The collegium system was born out of years of friction between the judiciary and the executive. The hostility was further accentuated by instances of court-packing (the practice of changing the composition of judges in a court), mass transfer of high court judges and two supersessions to the office of the CJI in the 1970s.
The Three Judges cases saw the evolution of the collegium system. In the First Judges case, the court held that the consultation with the CJI should be “full and effective”. The Second Judges case introduced the collegium system in 1993. It ruled that the CJI would have to consult a collegium of his two senior-most judges in the apex court on judicial appointments. The court held that such a “collective opinion” of the collegium would have primacy over the government. It was the Third Judges case in 1998, which was a Presidential reference, that expanded the judicial collegium to its present composition of the CJI and four of his senior-most judges.
The collegium of the CJI and four senior-most judges of the Supreme Court make recommendations for appointments to the apex court and High Courts. The collegium can veto the government if the names are sent back by the latter for reconsideration. The basic tenet behind the collegium system is that the judiciary should have primacy over the government in matters of appointments and transfers in order to remain independent. However, over time, the collegium system has attracted criticism, even from within the judicial institution, for its lack of transparency. It has even been accused of nepotism. The government’s efforts to amend the Constitution and bring a National Judicial Appointments Commission was struck down by a Constitution Bench.
The appointment of the CJI and judges of the apex court is governed by a Memorandum of Procedure. The CJI and the judges of the Supreme Court are appointed by the President under clause (2) of Article 124 of the Constitution. The appointment to the office of the CJI should be of the senior-most judge of the Supreme Court considered fit to hold the office. The Union Law Minister would, at an “appropriate time”, seek the recommendation of the outgoing CJI on his successor. Once the CJI recommends, the Law Minister forwards the communication to the Prime Minister who would advise the President on the appointment.

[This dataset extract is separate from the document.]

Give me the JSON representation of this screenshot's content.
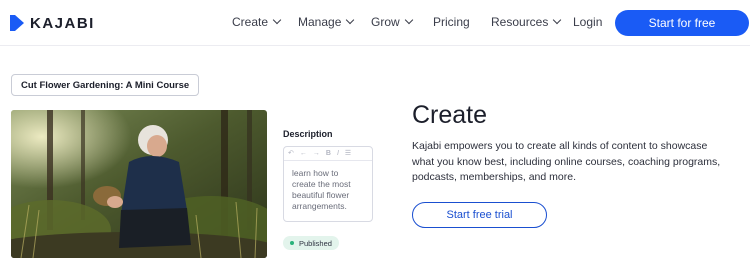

In the case of an appointment of a Supreme Court judge, when a vacancy is expected to arise in the apex court, the collegium would recommend a candidate to the Union Law Minister. The CJI would also ascertain the views of the senior-most judges in the Supreme Court, who hail from the High Court from where the person recommended comes from. The opinions of each member of the Collegium and other judges consulted should be made in writing and form part of the file on the candidate sent to the government. If the CJI had consulted non-judges, he should make a memorandum containing the substance of consultation, which would also be part of the file. After the receipt of the Collegium recommendation, the Law Minister would forward it to the Prime Minister, who would advise the President in the matter of appointment.
The increase in the number of judges has not guaranteed lower pendency of cases in the apex court over the years. The number of pending cases has risen to 71,411 as on August 1, 2022 from a little over 55,000 in 2017. This is despite the fact that the sanctioned judicial strength of the court was increased to 34 judges in August 2019. A steady rise in arrears regardless of the periodic increase in judicial strength has been a constant phenomenon since 1950.
In 1950, the Supreme Court had eight judges and a pendency of 100-plus cases. A decade later, in 1960, the judges’ strength in the Supreme Court grew to 14 while pendency rose to 3,247. In 1978, the number of apex court judges was 18 and pendency had crossed the 14,000-mark. In 1986, there were 26 judges in the Supreme Court while pendency increased to 27,881. In 2009, the number of judges in the Supreme Court reached 31 though pendency went beyond 50,000. In 2014, the number of judges remained 31 but pendency had burgeoned to over 64,000. In 2020 and 2021, the pandemic added to the pendency rate in the apex court. The year 2020 ended with a backlog of 64,426 cases and 2021 with 69,855 cases.
The court currently has 31 working judges. Four serving judges, including Chief Justice Ramana, would retire in the next few months. His successor Justice U.U. Lalit, is scheduled to retire in November 8, with hardly a three-month tenure as top judge. Justice D.Y. Chandrachud is in line as per the seniority norm to be the 50th CJI Chief Justice in November. The problems of arrears and vacancies in the apex court may likely fall on his shoulders in a year of churn.